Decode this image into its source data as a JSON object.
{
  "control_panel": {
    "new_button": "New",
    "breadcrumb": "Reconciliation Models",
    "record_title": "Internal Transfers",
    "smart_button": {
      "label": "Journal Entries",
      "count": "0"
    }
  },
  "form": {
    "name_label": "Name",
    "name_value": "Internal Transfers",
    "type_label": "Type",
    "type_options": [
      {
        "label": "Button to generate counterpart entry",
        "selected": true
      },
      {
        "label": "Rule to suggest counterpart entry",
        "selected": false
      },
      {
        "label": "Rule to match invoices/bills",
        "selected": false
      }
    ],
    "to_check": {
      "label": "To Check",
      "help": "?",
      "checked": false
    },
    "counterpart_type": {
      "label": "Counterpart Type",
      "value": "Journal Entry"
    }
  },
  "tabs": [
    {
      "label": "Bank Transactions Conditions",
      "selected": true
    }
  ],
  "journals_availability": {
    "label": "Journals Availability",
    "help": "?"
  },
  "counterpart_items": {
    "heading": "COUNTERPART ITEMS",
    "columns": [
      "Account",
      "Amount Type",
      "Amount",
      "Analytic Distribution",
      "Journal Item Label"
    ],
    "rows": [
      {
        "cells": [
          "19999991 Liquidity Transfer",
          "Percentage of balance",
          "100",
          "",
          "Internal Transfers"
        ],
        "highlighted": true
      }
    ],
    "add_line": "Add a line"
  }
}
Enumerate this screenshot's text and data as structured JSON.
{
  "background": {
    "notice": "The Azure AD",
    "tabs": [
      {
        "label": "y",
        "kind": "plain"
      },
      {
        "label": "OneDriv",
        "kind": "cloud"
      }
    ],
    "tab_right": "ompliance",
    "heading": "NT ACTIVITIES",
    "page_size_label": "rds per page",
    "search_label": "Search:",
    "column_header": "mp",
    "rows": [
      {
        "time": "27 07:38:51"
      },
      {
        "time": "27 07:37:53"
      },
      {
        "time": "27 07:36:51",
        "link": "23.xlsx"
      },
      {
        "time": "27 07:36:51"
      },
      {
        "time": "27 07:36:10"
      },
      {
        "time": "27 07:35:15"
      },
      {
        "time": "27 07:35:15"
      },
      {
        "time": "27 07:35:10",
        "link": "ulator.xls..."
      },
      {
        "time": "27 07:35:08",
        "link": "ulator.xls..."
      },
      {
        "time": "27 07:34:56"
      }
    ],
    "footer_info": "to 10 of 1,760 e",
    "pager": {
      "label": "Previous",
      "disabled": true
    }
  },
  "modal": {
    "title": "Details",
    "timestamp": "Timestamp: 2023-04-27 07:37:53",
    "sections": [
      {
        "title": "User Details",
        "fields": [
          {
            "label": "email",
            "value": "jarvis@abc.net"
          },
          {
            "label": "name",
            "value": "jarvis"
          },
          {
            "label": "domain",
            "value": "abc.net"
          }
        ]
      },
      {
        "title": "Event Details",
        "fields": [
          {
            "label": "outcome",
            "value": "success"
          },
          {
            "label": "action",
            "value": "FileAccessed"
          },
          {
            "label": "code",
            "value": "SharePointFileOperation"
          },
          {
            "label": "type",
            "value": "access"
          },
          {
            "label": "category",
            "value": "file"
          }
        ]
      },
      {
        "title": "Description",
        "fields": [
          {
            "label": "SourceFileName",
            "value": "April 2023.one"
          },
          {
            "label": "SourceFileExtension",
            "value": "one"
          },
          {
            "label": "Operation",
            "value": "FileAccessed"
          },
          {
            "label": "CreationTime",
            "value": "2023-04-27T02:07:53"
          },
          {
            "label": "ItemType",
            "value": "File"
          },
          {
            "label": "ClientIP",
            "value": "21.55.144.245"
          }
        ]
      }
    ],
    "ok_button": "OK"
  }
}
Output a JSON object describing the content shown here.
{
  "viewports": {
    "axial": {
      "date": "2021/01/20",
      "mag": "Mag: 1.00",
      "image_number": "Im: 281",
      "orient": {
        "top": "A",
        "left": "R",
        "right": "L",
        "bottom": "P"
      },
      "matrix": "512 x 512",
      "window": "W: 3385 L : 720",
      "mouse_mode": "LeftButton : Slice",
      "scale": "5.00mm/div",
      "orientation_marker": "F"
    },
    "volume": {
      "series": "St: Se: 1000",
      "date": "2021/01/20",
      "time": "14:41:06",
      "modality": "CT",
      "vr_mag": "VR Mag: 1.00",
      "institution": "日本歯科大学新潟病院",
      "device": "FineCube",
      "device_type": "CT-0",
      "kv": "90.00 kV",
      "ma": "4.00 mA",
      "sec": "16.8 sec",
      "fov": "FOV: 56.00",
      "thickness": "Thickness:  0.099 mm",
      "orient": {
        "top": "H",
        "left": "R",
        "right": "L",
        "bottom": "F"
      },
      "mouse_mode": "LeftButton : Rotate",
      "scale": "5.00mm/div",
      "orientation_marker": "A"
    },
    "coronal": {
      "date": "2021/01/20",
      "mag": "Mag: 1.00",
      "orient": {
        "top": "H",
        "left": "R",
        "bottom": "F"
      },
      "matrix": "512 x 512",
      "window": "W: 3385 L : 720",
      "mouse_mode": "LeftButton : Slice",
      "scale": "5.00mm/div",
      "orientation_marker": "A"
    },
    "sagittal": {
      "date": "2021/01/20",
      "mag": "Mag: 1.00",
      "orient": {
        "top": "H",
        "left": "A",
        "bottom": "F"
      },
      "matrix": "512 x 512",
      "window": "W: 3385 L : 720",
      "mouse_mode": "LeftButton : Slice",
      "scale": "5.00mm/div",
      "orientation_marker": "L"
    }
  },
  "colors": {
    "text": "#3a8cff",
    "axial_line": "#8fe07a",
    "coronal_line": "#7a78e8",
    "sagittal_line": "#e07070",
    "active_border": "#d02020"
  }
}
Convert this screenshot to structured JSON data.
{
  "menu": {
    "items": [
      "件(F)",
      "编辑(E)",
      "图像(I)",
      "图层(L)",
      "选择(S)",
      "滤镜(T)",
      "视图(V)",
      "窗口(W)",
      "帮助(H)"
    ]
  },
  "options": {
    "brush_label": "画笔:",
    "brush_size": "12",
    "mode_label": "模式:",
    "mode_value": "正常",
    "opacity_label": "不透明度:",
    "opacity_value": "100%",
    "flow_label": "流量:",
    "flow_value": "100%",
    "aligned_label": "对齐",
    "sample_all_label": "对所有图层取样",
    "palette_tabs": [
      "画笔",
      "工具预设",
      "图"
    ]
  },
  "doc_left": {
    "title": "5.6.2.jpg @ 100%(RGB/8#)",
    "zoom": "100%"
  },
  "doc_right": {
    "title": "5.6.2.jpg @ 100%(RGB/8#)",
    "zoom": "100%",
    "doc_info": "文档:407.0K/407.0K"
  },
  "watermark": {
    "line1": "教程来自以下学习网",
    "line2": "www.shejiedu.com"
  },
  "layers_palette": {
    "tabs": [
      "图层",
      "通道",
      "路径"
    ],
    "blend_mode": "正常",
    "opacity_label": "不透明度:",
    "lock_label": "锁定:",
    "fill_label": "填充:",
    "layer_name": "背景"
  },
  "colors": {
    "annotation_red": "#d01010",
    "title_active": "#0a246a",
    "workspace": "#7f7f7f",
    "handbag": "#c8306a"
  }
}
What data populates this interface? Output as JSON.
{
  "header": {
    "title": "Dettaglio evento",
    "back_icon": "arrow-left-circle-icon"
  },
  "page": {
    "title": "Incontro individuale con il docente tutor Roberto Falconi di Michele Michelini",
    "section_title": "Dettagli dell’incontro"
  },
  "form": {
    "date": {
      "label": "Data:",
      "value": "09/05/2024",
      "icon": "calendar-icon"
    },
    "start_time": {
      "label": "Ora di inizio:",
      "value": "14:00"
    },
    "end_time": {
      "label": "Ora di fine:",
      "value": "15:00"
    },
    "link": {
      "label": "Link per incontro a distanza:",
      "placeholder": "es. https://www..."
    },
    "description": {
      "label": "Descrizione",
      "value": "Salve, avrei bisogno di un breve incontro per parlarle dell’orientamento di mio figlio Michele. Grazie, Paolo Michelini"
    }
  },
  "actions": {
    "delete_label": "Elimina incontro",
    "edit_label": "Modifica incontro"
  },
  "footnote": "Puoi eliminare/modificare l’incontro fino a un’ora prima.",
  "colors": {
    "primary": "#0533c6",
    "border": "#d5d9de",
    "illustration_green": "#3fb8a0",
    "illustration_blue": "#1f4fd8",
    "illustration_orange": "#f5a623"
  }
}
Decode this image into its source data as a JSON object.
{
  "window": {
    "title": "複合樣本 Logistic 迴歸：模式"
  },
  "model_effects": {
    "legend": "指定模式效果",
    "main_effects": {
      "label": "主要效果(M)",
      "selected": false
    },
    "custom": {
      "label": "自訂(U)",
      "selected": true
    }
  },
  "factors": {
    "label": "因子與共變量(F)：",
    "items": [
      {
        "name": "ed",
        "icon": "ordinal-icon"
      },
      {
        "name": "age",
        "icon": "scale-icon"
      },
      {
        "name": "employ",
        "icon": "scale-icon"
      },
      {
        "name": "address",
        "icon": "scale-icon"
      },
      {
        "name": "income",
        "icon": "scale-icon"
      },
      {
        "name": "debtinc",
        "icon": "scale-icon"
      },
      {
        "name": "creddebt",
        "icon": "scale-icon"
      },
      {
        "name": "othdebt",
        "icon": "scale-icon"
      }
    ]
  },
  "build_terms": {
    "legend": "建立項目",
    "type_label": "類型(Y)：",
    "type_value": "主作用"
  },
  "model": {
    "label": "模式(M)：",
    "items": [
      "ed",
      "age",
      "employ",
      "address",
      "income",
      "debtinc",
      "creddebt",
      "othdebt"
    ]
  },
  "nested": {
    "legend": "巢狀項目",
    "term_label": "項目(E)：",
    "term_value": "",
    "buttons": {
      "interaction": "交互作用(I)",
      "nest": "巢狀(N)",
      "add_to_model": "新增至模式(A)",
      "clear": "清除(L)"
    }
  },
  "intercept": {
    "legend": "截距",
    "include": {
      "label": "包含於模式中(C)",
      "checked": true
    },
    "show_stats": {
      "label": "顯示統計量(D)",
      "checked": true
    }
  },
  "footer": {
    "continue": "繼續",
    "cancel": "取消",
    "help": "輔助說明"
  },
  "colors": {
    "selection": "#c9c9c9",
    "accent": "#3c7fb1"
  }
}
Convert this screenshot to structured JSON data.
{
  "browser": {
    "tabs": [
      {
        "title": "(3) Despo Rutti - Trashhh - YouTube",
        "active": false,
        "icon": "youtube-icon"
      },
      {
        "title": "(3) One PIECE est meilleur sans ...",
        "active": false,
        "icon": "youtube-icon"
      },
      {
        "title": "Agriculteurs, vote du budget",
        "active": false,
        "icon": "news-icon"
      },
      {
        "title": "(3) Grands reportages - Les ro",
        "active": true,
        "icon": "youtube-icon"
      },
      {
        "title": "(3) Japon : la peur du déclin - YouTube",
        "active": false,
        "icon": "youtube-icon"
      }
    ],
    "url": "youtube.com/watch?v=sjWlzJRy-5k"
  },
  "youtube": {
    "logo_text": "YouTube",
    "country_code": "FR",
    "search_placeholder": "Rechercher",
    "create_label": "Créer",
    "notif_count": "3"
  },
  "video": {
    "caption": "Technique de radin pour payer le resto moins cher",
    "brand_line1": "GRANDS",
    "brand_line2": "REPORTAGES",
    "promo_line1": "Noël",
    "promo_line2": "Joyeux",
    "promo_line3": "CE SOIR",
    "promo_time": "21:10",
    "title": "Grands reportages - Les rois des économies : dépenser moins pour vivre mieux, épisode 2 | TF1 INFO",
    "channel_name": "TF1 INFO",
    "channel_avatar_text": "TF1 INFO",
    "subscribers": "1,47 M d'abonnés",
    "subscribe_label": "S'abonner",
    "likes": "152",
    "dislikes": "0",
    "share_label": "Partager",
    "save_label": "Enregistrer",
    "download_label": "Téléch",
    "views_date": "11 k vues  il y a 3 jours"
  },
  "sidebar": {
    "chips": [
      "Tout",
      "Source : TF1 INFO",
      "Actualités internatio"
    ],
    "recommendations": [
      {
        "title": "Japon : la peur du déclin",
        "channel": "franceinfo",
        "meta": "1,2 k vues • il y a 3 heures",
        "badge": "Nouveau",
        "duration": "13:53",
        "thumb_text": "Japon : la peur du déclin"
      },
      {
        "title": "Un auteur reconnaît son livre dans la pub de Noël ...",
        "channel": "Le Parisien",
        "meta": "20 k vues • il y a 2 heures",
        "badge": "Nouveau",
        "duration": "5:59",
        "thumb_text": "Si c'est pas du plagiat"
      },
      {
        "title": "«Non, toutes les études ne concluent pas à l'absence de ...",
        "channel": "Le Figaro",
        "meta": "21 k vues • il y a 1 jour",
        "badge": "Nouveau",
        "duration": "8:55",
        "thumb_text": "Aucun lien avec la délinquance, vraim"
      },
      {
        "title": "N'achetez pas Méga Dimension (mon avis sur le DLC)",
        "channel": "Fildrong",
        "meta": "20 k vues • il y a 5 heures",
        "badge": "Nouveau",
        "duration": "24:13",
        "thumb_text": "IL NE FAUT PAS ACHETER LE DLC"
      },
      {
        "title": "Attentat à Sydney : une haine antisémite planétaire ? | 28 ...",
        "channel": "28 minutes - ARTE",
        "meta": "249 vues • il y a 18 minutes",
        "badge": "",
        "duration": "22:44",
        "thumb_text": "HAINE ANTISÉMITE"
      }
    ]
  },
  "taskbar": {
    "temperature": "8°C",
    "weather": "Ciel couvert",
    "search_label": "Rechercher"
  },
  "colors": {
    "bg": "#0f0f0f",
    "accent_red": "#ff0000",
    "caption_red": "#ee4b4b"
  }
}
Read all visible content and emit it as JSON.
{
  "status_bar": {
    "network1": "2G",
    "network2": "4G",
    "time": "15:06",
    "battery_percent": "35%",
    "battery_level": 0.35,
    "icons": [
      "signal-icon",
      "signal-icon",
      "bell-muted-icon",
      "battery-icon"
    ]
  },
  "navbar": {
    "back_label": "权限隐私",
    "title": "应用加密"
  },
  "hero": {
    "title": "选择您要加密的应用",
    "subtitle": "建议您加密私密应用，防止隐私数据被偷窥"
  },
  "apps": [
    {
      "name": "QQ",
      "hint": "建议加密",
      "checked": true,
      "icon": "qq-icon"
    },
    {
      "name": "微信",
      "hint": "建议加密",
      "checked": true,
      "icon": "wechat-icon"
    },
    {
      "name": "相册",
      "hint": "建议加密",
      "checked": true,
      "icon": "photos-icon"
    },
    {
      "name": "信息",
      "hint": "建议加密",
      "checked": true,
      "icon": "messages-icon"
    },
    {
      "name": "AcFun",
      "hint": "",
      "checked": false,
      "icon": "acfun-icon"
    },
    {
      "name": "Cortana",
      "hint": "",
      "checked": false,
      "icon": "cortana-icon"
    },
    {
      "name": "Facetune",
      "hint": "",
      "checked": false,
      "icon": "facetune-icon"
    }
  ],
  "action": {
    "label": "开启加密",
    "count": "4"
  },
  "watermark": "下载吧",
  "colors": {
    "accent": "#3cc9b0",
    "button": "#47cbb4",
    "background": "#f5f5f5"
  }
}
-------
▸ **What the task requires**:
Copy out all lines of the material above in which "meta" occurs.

▸ **Answer below**:
        "meta": "1,2 k vues • il y a 3 heures",
        "meta": "20 k vues • il y a 2 heures",
        "meta": "21 k vues • il y a 1 jour",
        "meta": "20 k vues • il y a 5 heures",
        "meta": "249 vues • il y a 18 minutes",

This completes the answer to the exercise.